Judith Royer, C.S.J., To Receive National Theatre Teaching AwardTheatre Professor Judith Royer, C.S.J., who has taught at LMU for 35 years, was named the 2008 Outstanding Teacher of Theatre in Higher Education on July 3 by the Association for Theatre in Higher Education (ATHE). She received the award at ATHE’s national conference in Denver on July 30.

“Seeing a student succeed is worth all the effort I put into my work. It’s when I realize I am doing something right,” Royer said.

The ATHE award honors a college-level faculty member whose excellence as a teacher is recognized by students and colleagues. Also, the honoree must have had a significant impact on students as scholars and artists and on their lives as members of the theatre community. Royer received more than 100 letters of recommendations from LMU alumni, current students, grad students, colleagues, and members of ATHE.

Royer teaches acting, playwriting, dramatic literature/criticism. She also is a director and producer, and she founded the Playwrights Center Stage Series, a course designed to help students develop and perform new works with guest professional artists.

“You can sit and talk about theatre, or you can interact with people actually working in the business. My classes are created to serve as bridges into the professional world,” she said.

Royer has directed more than 35 plays and 40 original scripts in the United States and British Isles. She has worked as a producer, director and dramaturg with new play development programs sponsored by the National Endowment for the Arts, Playwrights Theatre, The Mark Taper Forum and Theatre Gallery in Los Angeles, of which she is the founder and former artistic director.
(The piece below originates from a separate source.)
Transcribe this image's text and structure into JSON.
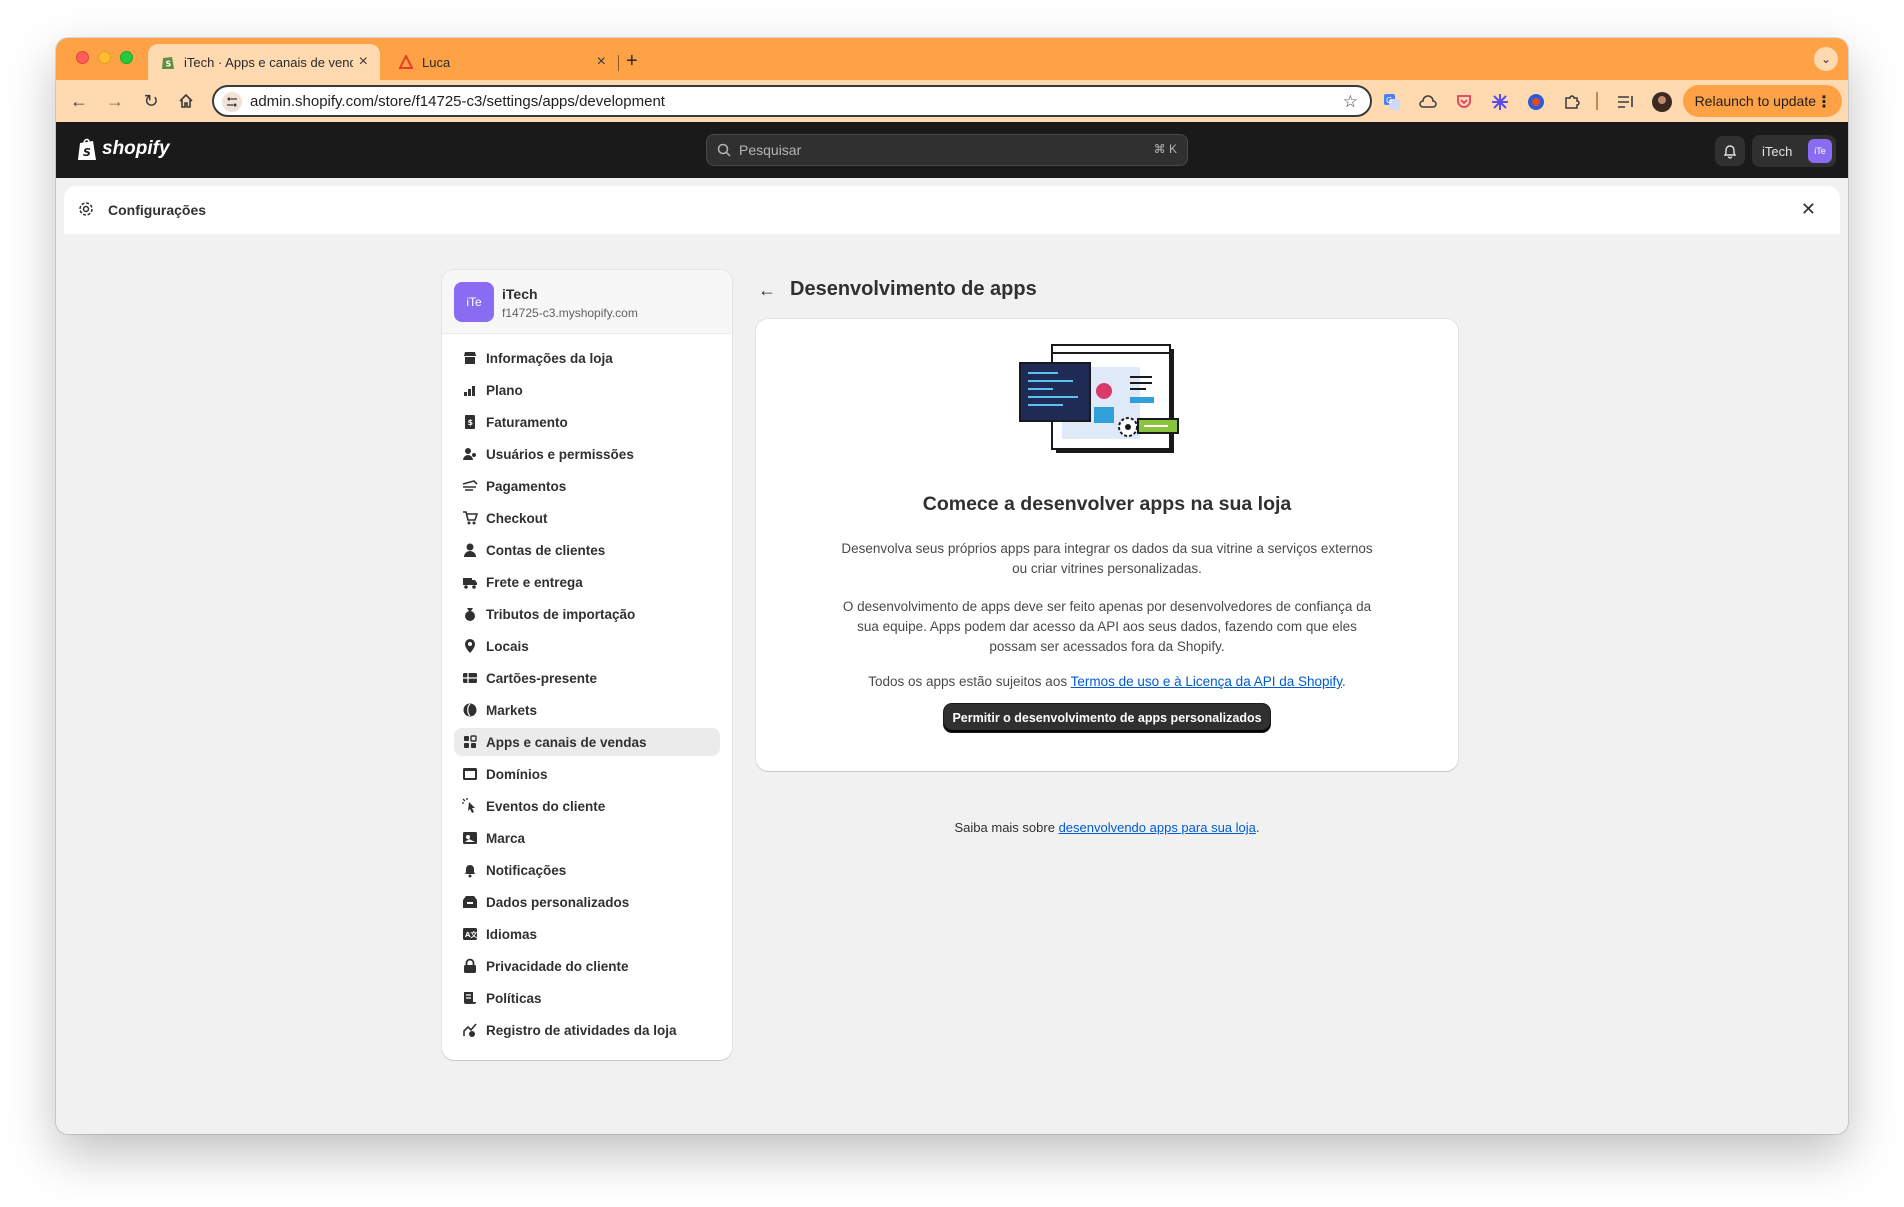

Also, Royer was awarded a Kennedy Center Gold Medallion for her work in fostering new plays and playwrights around the country.

As for those considering a career path in theatre, Royer offered this advice:

“If you don’t have a strong passion for the arts, then you probably need to find another career path,” she said. “It’s a long road, but if you can’t conceive of doing anything else: Go for it!”

Photo: Sr. Judith Royer (right) and alumna Teresa Larkin (left)